=== Section Start ===

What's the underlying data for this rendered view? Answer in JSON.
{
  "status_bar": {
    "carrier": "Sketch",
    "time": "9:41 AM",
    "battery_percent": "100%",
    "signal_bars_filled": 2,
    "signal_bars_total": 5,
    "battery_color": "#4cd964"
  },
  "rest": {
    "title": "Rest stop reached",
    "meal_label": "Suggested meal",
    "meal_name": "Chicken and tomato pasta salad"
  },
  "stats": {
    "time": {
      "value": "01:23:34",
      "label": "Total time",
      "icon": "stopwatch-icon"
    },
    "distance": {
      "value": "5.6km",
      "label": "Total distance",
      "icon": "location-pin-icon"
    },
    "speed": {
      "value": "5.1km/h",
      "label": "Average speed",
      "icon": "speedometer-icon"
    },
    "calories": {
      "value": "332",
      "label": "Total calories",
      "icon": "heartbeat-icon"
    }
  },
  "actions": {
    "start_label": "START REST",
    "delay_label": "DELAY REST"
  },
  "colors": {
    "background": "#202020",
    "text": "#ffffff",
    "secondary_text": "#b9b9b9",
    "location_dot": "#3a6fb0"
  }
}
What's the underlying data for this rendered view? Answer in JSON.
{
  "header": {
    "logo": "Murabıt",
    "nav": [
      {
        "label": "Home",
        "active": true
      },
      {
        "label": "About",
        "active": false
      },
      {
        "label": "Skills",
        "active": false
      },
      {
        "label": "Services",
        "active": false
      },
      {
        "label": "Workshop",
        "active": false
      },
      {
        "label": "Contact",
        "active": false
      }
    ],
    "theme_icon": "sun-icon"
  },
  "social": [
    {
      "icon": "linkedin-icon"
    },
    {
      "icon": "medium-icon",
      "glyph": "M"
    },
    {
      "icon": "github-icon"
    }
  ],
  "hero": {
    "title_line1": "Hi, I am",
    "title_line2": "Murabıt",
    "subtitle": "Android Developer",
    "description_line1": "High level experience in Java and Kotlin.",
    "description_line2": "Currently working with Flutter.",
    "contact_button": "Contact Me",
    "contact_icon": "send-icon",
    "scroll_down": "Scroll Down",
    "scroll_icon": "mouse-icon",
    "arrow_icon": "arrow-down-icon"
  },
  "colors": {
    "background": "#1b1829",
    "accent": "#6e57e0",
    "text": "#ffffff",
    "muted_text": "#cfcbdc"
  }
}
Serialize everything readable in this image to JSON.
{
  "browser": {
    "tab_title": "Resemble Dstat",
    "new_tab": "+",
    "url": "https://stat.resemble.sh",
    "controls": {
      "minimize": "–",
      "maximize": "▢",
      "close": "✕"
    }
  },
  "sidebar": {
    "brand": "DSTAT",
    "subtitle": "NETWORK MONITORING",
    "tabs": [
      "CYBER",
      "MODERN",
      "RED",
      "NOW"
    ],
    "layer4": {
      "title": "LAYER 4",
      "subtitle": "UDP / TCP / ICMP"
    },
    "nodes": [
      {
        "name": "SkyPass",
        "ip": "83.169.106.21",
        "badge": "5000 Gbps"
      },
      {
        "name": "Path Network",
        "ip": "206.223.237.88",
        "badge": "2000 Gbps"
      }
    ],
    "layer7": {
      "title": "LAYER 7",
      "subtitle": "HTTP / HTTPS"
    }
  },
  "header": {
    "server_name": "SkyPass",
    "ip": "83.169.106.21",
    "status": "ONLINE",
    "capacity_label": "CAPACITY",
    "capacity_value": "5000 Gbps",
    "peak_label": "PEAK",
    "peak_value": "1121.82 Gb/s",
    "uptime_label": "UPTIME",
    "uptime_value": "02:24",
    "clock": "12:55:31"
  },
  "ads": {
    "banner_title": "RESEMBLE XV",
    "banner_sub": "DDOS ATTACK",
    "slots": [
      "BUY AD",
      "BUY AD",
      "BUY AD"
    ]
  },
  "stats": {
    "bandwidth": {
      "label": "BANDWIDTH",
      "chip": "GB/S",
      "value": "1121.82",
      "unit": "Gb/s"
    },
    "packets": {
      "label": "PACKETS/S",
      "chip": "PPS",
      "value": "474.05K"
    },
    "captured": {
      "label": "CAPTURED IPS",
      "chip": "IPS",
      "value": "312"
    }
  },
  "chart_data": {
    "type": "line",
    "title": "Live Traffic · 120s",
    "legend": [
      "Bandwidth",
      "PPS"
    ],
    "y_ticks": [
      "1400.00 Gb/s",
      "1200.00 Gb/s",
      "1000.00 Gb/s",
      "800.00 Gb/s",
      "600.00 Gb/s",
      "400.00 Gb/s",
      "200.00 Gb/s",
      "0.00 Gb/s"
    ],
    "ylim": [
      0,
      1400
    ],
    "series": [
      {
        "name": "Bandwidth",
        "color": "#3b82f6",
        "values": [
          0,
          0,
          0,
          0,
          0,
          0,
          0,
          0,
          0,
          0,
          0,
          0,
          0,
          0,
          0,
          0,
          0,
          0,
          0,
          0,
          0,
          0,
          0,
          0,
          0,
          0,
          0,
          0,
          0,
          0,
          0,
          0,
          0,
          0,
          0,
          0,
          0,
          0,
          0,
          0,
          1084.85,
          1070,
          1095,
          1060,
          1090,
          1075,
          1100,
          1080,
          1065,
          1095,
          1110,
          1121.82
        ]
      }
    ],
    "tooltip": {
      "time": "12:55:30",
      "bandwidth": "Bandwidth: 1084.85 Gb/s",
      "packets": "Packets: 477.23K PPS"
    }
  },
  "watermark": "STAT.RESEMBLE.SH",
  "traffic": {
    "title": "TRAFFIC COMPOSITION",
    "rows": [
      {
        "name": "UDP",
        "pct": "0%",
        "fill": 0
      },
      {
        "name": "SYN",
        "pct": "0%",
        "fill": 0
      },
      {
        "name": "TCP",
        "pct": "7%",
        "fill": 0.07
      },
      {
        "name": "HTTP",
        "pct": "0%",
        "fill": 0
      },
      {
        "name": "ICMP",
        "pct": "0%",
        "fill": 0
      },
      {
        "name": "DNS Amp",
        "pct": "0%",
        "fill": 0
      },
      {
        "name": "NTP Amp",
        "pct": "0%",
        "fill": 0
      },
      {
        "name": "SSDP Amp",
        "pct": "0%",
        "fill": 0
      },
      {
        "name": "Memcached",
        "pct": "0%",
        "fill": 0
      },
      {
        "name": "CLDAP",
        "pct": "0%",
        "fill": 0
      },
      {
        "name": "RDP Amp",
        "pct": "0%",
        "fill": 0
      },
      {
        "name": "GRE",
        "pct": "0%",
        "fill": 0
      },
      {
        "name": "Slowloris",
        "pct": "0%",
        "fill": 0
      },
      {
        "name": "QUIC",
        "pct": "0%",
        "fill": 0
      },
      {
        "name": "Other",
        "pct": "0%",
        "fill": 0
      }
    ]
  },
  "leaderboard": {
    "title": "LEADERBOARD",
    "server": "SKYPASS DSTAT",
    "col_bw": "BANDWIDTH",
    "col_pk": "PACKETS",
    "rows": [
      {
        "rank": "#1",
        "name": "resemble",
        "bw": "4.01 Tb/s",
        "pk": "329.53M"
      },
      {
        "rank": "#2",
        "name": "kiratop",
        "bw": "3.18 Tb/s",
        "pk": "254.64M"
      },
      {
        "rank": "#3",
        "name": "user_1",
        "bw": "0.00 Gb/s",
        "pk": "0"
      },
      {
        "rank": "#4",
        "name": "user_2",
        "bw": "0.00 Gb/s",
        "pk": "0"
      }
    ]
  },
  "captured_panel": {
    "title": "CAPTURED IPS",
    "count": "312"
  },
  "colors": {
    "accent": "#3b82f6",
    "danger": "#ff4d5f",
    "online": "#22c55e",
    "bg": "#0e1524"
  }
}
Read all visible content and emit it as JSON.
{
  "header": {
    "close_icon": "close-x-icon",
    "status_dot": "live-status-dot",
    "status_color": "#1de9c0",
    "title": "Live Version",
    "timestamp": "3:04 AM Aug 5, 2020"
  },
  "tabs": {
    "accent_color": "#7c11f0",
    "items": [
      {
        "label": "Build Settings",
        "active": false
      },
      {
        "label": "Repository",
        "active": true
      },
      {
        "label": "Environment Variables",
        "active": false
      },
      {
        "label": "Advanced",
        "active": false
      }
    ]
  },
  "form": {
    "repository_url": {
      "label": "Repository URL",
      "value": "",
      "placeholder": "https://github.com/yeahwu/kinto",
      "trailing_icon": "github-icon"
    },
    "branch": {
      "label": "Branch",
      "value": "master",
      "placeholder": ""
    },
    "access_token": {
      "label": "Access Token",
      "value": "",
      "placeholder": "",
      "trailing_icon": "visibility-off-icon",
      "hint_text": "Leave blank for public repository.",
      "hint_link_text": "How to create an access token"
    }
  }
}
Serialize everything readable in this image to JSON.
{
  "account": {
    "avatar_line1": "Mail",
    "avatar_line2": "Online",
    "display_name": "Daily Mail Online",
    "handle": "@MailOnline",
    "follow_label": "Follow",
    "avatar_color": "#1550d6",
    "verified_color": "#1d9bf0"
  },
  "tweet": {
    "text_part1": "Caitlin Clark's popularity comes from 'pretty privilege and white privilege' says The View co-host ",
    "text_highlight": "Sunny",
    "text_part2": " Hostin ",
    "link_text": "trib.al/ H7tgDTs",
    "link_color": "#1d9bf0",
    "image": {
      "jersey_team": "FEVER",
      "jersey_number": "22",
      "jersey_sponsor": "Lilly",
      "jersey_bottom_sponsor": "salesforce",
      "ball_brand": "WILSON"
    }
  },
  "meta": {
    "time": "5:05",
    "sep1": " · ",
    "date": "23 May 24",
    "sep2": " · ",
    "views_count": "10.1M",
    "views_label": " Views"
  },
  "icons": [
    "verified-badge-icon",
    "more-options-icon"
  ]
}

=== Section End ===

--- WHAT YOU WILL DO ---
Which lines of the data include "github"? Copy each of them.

--- TASK RESPONSE ---
      "icon": "github-icon"
      "placeholder": "https://github.com/yeahwu/kinto",
      "trailing_icon": "github-icon"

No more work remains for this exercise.